WHAT NEEDS TO BE DONE: Pick each line that has "local" out of the records.

▼

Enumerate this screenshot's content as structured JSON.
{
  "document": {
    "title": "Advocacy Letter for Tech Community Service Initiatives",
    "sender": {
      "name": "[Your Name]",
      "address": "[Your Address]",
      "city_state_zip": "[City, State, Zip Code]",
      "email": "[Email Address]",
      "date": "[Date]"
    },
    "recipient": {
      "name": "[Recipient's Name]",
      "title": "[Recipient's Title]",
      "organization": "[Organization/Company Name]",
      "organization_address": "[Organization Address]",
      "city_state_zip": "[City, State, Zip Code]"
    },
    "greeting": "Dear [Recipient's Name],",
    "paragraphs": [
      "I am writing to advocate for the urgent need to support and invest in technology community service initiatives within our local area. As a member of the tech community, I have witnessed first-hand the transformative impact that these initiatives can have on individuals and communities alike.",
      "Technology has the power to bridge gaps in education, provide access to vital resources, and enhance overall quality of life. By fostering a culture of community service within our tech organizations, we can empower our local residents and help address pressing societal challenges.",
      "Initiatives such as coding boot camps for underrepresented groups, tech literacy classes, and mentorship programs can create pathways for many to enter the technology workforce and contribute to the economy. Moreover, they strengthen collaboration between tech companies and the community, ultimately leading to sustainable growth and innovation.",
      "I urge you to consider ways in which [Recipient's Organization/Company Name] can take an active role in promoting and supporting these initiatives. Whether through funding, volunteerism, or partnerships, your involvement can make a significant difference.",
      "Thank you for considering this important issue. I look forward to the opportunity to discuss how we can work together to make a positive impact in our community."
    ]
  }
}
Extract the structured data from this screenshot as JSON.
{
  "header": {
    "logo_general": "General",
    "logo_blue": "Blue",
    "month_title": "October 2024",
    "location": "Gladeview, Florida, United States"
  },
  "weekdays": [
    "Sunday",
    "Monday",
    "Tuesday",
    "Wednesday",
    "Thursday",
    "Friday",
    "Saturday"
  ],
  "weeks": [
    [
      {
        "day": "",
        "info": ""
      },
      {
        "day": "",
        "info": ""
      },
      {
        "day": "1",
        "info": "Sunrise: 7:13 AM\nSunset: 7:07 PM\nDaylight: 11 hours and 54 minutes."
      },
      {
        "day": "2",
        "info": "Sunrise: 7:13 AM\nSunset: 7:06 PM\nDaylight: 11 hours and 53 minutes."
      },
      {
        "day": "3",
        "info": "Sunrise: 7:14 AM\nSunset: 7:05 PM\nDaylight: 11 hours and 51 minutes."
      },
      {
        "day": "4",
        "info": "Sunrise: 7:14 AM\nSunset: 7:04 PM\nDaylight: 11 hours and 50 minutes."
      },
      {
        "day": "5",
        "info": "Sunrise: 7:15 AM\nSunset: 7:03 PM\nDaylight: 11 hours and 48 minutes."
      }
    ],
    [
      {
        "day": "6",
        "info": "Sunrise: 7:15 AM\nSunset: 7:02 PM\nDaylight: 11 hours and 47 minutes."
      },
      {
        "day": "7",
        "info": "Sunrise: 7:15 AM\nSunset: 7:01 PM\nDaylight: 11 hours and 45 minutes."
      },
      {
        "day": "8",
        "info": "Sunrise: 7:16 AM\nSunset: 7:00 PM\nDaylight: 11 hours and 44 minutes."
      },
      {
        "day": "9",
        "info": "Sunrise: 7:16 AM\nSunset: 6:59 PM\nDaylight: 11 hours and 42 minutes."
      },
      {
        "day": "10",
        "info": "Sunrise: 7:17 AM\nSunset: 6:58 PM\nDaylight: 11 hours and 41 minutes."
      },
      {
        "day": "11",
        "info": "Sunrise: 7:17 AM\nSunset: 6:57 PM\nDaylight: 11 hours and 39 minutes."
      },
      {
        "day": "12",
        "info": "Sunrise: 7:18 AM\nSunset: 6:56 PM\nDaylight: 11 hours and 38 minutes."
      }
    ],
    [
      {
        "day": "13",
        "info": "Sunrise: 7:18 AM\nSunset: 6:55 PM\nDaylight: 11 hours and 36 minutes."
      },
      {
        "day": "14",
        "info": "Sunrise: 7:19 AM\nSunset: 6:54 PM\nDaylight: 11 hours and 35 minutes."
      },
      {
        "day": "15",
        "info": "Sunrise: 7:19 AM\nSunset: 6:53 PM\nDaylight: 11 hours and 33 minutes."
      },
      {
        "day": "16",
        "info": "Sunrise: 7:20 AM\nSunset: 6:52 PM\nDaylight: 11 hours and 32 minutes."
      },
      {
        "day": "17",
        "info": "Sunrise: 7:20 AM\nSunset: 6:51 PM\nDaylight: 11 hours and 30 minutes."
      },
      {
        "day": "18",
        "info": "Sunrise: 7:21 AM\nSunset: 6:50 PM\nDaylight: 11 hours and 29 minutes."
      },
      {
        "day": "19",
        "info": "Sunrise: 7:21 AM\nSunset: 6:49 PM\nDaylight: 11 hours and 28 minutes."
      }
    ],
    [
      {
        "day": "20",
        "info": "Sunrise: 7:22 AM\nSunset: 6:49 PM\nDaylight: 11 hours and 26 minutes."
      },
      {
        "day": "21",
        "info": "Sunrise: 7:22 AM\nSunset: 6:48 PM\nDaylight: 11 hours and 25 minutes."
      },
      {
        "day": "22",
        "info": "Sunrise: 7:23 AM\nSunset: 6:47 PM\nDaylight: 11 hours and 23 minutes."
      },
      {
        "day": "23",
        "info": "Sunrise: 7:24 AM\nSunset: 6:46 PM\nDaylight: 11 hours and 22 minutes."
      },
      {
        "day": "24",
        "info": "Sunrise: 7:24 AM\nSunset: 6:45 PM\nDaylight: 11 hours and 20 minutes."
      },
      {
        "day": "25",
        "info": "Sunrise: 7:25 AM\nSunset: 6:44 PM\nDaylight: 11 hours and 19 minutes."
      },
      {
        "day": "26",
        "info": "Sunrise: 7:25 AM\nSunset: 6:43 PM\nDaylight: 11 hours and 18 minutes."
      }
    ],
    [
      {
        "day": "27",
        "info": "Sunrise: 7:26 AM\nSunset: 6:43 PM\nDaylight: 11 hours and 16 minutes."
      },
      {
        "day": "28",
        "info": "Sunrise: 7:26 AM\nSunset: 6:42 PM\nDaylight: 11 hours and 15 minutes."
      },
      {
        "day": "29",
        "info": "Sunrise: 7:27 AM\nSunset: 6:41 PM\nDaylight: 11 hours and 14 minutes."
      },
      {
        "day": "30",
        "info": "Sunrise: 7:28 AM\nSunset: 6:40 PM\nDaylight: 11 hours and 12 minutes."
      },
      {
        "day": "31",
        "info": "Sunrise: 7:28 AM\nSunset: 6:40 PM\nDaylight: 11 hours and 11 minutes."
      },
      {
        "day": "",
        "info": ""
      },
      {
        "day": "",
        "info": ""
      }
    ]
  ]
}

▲

EXERCISE ANSWER:
      "I am writing to advocate for the urgent need to support and invest in technology community service initiatives within our local area. As a member of the tech community, I have witnessed first-hand the transformative impact that these initiatives can have on individuals and communities alike.",
      "Technology has the power to bridge gaps in education, provide access to vital resources, and enhance overall quality of life. By fostering a culture of community service within our tech organizations, we can empower our local residents and help address pressing societal challenges.",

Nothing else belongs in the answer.